Speakers: Warren Causey, Five Point Partners, LLC; Ron Howard, GE Energy
Geospatial information systems (GIS) are a long-accepted technology that have proven value repeatedly to thousands of utilities. Field force automation (FFA) has enjoyed similar success and utilization over many years. The former occurs essentially in an office environment, with paper maps used by mobile crews and technicians. The latter happens primarily in the field, used also by mobile crews and technicians. Especially in the last five years, these two technologies have begun converging in ways that are extremely useful in contributing to both workforce productivity and more effective asset management. This seminar will focus on that convergence by detailing its progress to date, its current state as practiced by progressive utility organizations, and its likely direction and development over the next five years. The discussion will include advice to utilities on how to better prepare to take advantage of the present and future states of the convergence of GIS and FFA.ã€€

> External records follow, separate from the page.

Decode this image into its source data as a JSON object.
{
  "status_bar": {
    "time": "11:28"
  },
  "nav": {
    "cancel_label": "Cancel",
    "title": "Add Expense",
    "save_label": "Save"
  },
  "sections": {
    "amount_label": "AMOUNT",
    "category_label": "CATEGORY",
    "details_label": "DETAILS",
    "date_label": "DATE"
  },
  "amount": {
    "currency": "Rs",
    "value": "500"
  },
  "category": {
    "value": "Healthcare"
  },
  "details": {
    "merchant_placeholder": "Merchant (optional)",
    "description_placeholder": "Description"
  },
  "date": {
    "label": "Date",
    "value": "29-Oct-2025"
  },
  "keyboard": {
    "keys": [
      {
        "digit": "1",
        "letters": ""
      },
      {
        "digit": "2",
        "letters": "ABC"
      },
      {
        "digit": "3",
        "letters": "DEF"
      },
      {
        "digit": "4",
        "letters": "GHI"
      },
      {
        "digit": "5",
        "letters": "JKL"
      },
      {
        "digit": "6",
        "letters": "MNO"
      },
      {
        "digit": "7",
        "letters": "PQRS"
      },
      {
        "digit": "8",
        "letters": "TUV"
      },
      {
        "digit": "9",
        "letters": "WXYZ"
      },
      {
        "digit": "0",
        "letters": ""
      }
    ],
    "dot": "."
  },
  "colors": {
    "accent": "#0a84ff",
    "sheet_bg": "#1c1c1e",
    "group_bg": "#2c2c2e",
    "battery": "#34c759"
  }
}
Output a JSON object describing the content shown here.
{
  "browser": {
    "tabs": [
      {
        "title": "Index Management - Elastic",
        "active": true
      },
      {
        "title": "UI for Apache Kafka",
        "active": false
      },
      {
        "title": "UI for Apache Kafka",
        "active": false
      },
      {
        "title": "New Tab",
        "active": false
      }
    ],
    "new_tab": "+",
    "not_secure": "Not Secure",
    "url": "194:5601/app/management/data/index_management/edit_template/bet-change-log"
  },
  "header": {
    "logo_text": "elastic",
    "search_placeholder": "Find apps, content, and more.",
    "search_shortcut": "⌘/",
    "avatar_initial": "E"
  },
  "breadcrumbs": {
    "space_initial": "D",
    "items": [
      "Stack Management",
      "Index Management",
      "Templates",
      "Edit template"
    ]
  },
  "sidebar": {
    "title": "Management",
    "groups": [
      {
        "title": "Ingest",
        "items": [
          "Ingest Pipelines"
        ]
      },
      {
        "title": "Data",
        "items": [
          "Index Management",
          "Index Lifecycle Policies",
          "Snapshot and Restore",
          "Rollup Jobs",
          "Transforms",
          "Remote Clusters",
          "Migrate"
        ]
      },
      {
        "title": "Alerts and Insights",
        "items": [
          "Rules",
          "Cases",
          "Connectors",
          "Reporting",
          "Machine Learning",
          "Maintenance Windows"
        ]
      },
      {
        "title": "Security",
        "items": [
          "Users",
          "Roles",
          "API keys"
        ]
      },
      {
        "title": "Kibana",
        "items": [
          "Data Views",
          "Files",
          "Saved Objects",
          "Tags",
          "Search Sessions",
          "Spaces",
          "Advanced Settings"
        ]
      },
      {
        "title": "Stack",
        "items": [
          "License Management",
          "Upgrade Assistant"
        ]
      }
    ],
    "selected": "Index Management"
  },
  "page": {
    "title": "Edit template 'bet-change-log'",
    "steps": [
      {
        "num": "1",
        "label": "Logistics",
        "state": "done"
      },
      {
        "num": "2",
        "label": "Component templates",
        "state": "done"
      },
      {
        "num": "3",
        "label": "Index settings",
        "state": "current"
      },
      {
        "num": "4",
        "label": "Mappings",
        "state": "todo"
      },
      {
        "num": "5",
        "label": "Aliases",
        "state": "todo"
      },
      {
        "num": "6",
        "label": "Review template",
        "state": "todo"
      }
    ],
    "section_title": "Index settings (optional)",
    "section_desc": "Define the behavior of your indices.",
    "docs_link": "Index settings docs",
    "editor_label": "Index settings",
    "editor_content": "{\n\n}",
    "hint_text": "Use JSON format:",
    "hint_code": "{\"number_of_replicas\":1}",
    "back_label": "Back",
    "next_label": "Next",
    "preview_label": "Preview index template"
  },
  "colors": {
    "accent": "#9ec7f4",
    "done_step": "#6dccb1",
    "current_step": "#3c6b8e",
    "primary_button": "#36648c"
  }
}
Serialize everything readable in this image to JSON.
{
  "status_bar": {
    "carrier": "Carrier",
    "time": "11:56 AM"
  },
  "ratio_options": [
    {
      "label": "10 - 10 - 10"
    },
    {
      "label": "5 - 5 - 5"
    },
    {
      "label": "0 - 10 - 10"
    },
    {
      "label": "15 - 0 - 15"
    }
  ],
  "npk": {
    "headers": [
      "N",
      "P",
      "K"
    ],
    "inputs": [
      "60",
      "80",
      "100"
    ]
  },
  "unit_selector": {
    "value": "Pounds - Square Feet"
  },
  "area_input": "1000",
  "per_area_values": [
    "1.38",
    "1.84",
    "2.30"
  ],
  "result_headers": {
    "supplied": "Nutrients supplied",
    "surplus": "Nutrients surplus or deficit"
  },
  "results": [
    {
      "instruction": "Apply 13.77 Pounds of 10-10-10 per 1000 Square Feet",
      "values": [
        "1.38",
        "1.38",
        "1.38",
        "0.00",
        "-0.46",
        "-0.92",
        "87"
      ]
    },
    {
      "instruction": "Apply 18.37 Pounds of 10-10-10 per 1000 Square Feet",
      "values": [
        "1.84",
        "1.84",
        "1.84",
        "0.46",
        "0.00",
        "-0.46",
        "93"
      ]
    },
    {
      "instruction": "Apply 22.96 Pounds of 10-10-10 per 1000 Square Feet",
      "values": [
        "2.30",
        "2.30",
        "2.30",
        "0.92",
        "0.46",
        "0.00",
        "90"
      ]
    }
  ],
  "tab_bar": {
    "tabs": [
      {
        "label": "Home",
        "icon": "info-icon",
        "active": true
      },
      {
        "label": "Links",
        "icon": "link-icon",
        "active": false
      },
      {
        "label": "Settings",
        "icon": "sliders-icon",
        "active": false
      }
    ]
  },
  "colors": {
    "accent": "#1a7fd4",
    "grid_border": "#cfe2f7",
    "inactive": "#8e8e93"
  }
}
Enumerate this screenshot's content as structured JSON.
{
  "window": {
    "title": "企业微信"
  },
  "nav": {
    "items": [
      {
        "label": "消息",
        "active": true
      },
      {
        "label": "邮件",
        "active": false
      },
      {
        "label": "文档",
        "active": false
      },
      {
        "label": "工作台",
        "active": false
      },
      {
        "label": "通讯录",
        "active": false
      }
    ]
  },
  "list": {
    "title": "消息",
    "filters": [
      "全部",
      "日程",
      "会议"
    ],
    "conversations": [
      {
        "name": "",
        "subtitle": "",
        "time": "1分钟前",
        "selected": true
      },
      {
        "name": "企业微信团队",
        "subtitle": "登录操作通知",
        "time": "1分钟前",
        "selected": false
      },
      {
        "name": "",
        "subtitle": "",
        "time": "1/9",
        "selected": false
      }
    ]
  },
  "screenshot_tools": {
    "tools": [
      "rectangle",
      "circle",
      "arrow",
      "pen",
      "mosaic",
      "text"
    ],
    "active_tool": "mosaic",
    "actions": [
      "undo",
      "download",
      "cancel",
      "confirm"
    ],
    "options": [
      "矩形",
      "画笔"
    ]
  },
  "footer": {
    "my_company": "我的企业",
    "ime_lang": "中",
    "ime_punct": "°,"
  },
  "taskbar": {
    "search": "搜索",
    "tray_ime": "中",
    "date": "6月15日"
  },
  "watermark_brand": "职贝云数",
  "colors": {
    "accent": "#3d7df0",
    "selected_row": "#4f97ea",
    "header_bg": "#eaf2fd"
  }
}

Critical Infrastructure Interdependencies: GITA’s Community of Practice Seminar Seminar Leader: David DiSera, EMA, Inc.
Speakers: Brent Jones, ESRI; J. Peter Gomez, Xcel Energy; Susan Ancel, EPCOR
There are interdependent relationships among electric, water, wastewater, gas, oil, communications, and transportation infrastructures. These complex relationships are characterized by multiple connections among infrastructures. The connections create an intricate web that, depending on the characteristics of its linkages, can result in a cascading effect across multiple infrastructures that can impact a community’s economy, safety, and security during an event. Presenters will provide a summary of interdependencies, including the geospatial dimensions of critical infrastructure. A highlight of this seminar will include a review of findings from GITA’s Geospatially Enabling Community Collaboration (GECCo) projects. The GECCo results include a growing body of knowledge within GITA’s Community of Practice. Seminar participants will learn the experiences gained from previous local and regional exercises in order to further examine the collaboration and geospatial information exchange issues that characterize critical infrastructure interdependencies and inhibit effective emergency preparedness and response within their communities.